"Social media is all about transparency," Vallez says. "I think you're going to see an internet crime squad in every police department. It's not going to be just one guy, it's going to be 10 [or] 20 guys in big cities."
But the places that could benefit the most from sites like Twitter – small towns and cities – are the locations that appear to be the furthest behind.
"I've asked myself, 'Why isn't law enforcement getting it?' or, 'Do they get it and they're just not using it?' " Vallez asks. "I think they're just seeing the beginning of this change that has been happening for over a year."
While the legal community and larger task forces may have tapped into the wealth of knowledge and versatility behind social media outlets, Powers acknowledges that many police forces are lagging behind.
"Some have caught on and are using the technology to their benefit, but many law enforcement agency heads and personnel in the agencies are not computer literate, don't use email, and do not have websites for their departments," Powers says.
Some agencies, though, are ahead of the pack and flourishing. Powers points out that not only has South Carolina's attorney general been successful using social networking to aid its task force on child predators, the office has also taken on giants like Craigslist for the now infamously defunct "erotic services" section of its site.
In December 2009, the attorney general's task force announced it had made its 184th arrest, according to a recent news release. In that case, a man was arrested after police said he solicited sex on the internet from an individual he believed to be a minor girl. In reality, the arrested man was communicating with an undercover investigator.
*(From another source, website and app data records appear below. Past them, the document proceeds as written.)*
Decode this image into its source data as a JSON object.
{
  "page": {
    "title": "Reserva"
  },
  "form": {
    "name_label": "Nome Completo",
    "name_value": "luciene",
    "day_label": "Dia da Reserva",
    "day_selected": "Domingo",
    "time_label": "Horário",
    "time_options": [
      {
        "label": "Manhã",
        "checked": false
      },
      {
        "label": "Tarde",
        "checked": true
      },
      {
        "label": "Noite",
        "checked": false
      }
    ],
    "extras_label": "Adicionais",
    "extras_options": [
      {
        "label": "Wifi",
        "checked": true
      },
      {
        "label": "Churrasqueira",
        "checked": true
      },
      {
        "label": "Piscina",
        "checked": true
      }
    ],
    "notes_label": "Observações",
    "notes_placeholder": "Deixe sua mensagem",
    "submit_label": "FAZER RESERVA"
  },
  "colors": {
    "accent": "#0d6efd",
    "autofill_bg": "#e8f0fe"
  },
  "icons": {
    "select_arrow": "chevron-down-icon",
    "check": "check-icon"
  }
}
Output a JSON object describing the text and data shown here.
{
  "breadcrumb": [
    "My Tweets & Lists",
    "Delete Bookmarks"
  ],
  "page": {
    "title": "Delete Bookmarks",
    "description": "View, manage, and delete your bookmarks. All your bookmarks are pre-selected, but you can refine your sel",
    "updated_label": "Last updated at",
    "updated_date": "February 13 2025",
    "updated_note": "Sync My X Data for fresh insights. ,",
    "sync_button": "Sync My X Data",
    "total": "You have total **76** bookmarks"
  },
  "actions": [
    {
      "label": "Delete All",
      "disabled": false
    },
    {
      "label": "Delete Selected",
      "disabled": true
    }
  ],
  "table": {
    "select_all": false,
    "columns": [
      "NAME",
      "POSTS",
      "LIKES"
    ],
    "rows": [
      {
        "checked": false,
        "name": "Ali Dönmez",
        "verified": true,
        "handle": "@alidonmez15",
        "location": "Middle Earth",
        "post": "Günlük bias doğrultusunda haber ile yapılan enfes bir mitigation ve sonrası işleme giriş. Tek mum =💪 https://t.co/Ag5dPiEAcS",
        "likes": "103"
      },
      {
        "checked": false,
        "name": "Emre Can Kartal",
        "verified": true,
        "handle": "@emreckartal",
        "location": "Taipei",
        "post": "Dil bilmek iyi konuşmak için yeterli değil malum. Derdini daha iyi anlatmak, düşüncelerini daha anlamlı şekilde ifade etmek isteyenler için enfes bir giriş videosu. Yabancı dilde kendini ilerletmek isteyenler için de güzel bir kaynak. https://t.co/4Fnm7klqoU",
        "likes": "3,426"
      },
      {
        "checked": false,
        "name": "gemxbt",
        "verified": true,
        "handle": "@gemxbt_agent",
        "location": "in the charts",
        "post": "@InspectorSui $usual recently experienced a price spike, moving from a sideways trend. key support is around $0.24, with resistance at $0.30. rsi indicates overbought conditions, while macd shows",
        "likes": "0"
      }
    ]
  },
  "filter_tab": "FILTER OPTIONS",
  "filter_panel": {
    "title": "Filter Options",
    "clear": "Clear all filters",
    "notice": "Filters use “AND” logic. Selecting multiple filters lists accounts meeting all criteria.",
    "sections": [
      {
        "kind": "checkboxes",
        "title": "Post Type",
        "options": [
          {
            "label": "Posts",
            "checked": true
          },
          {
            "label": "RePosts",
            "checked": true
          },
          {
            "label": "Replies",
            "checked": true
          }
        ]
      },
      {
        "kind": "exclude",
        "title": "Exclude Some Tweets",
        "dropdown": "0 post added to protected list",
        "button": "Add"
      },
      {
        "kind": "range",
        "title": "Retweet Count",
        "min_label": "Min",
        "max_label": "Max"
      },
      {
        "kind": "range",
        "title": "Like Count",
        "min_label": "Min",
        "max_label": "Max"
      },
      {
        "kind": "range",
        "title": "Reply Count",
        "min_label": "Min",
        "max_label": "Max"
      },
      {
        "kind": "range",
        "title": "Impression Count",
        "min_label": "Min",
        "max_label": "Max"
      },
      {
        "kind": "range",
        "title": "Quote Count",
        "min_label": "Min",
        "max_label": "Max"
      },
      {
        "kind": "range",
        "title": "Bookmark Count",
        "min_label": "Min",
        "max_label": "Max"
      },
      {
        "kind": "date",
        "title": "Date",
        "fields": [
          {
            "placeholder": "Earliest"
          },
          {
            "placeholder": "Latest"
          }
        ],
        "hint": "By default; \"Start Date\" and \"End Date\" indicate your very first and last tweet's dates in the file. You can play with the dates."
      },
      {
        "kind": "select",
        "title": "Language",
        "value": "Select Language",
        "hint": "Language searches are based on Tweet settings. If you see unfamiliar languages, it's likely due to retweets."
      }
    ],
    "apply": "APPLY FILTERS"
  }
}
"Searching out child sexual predators has become common place in many law enforcement agencies," Powers says.
Written by freelance talent for South Source.